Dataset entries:

========================

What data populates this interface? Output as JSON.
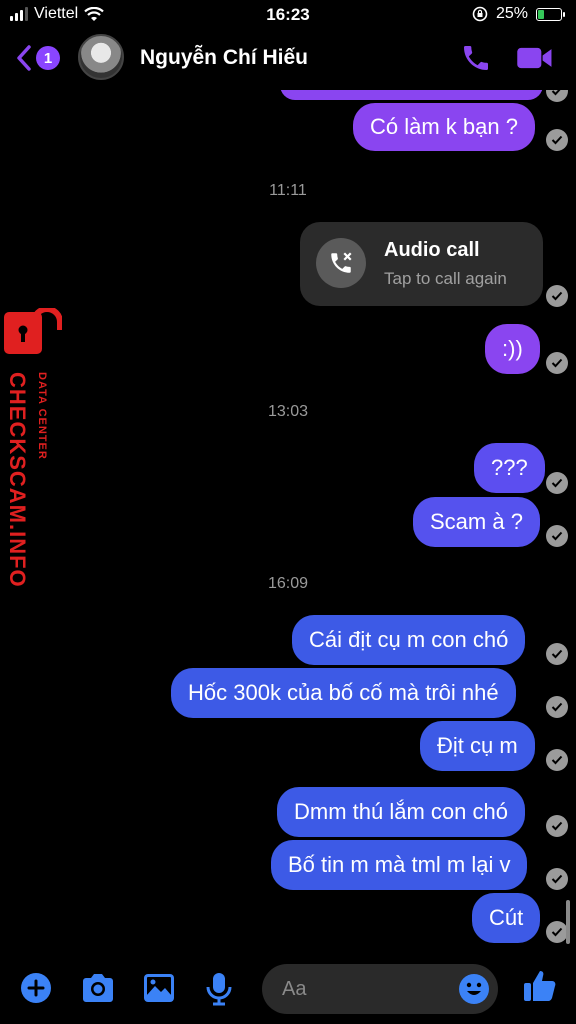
{
  "status_bar": {
    "carrier": "Viettel",
    "time": "16:23",
    "battery": "25%"
  },
  "header": {
    "back_badge": "1",
    "contact_name": "Nguyễn Chí Hiếu"
  },
  "messages": [
    {
      "text": "Có làm k bạn ?"
    },
    {
      "text": ":))"
    },
    {
      "text": "???"
    },
    {
      "text": "Scam à ?"
    },
    {
      "text": "Cái địt cụ m con chó"
    },
    {
      "text": "Hốc 300k của bố cố mà trôi nhé"
    },
    {
      "text": "Địt cụ m"
    },
    {
      "text": "Dmm thú lắm con chó"
    },
    {
      "text": "Bố tin m mà tml m lại v"
    },
    {
      "text": "Cút"
    }
  ],
  "timestamps": [
    "11:11",
    "13:03",
    "16:09"
  ],
  "call": {
    "title": "Audio call",
    "subtitle": "Tap to call again"
  },
  "watermark": {
    "main": "CHECKSCAM.INFO",
    "sub": "DATA CENTER"
  },
  "composer": {
    "placeholder": "Aa"
  },
  "icons": [
    "back-chevron-icon",
    "phone-icon",
    "video-icon",
    "missed-call-icon",
    "seen-check-icon",
    "plus-icon",
    "camera-icon",
    "image-icon",
    "microphone-icon",
    "emoji-icon",
    "thumbs-up-icon",
    "lock-icon"
  ],
  "colors": {
    "accent_purple": "#8a45f0",
    "bubble_blue": "#3d5ae6",
    "icon_blue": "#3b82f6",
    "watermark_red": "#e02020"
  }
}
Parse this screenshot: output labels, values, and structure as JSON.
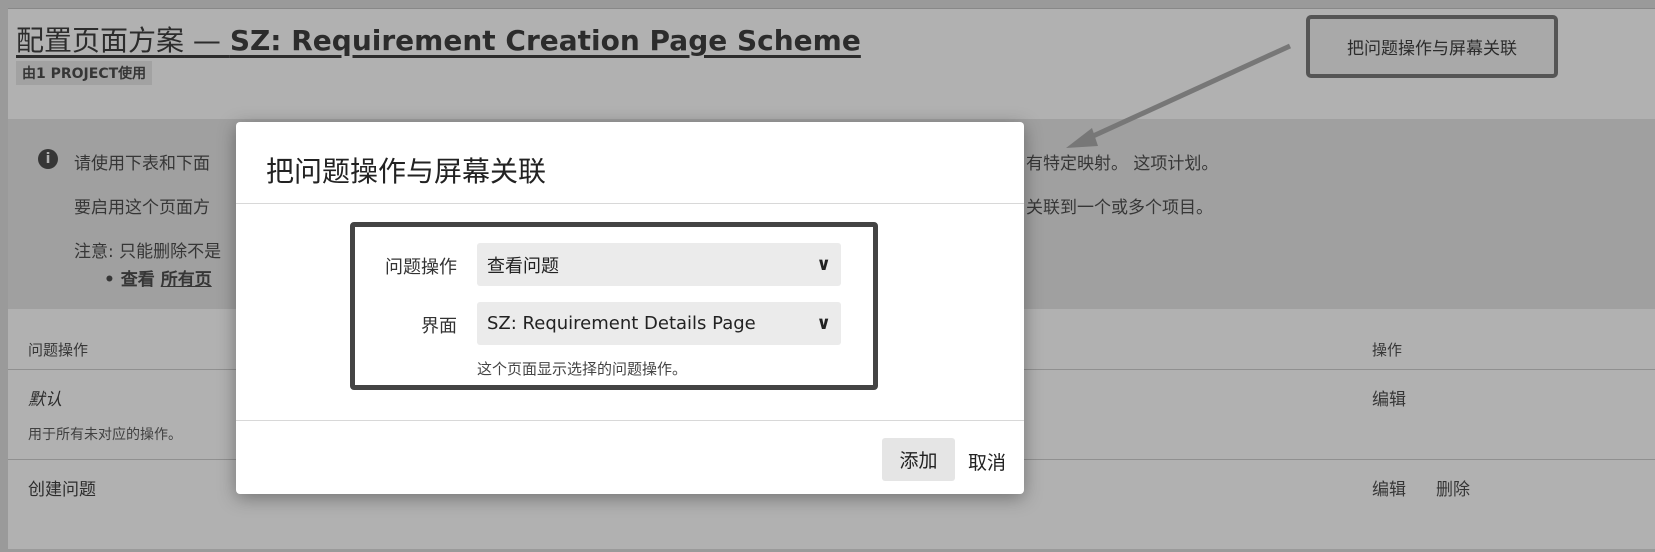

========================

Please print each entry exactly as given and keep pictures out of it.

What data populates this interface? Output as JSON.
{
  "status_bar": {
    "carrier": "Viettel",
    "time": "16:23",
    "battery": "25%"
  },
  "header": {
    "back_badge": "1",
    "contact_name": "Nguyễn Chí Hiếu"
  },
  "messages": [
    {
      "text": "Có làm k bạn ?"
    },
    {
      "text": ":))"
    },
    {
      "text": "???"
    },
    {
      "text": "Scam à ?"
    },
    {
      "text": "Cái địt cụ m con chó"
    },
    {
      "text": "Hốc 300k của bố cố mà trôi nhé"
    },
    {
      "text": "Địt cụ m"
    },
    {
      "text": "Dmm thú lắm con chó"
    },
    {
      "text": "Bố tin m mà tml m lại v"
    },
    {
      "text": "Cút"
    }
  ],
  "timestamps": [
    "11:11",
    "13:03",
    "16:09"
  ],
  "call": {
    "title": "Audio call",
    "subtitle": "Tap to call again"
  },
  "watermark": {
    "main": "CHECKSCAM.INFO",
    "sub": "DATA CENTER"
  },
  "composer": {
    "placeholder": "Aa"
  },
  "icons": [
    "back-chevron-icon",
    "phone-icon",
    "video-icon",
    "missed-call-icon",
    "seen-check-icon",
    "plus-icon",
    "camera-icon",
    "image-icon",
    "microphone-icon",
    "emoji-icon",
    "thumbs-up-icon",
    "lock-icon"
  ],
  "colors": {
    "accent_purple": "#8a45f0",
    "bubble_blue": "#3d5ae6",
    "icon_blue": "#3b82f6",
    "watermark_red": "#e02020"
  }
}
Parse this screenshot: output labels, values, and structure as JSON.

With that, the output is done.